» **Work item**:
Every line containing the word "photo" is to be copied from the data below.

-- Record set follows --

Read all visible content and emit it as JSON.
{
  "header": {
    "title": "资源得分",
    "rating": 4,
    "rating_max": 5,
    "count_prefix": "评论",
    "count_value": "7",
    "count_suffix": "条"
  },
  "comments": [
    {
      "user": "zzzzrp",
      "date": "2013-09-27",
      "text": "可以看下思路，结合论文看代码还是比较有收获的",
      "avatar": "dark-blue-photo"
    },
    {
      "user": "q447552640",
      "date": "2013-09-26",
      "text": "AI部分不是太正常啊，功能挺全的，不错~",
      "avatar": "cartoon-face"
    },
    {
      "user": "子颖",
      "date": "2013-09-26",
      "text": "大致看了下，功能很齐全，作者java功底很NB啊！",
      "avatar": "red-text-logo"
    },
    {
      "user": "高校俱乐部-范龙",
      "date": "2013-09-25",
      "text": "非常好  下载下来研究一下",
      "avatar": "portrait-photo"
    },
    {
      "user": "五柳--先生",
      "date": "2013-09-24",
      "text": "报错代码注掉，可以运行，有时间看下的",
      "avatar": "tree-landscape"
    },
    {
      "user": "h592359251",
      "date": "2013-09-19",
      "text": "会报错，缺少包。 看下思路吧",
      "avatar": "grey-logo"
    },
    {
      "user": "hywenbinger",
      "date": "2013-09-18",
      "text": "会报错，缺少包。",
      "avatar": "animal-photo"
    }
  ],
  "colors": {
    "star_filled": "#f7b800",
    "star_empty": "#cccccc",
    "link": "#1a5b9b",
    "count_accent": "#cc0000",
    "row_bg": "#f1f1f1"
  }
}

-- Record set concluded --

» **Expected answer**:
      "avatar": "dark-blue-photo"
      "avatar": "portrait-photo"
      "avatar": "animal-photo"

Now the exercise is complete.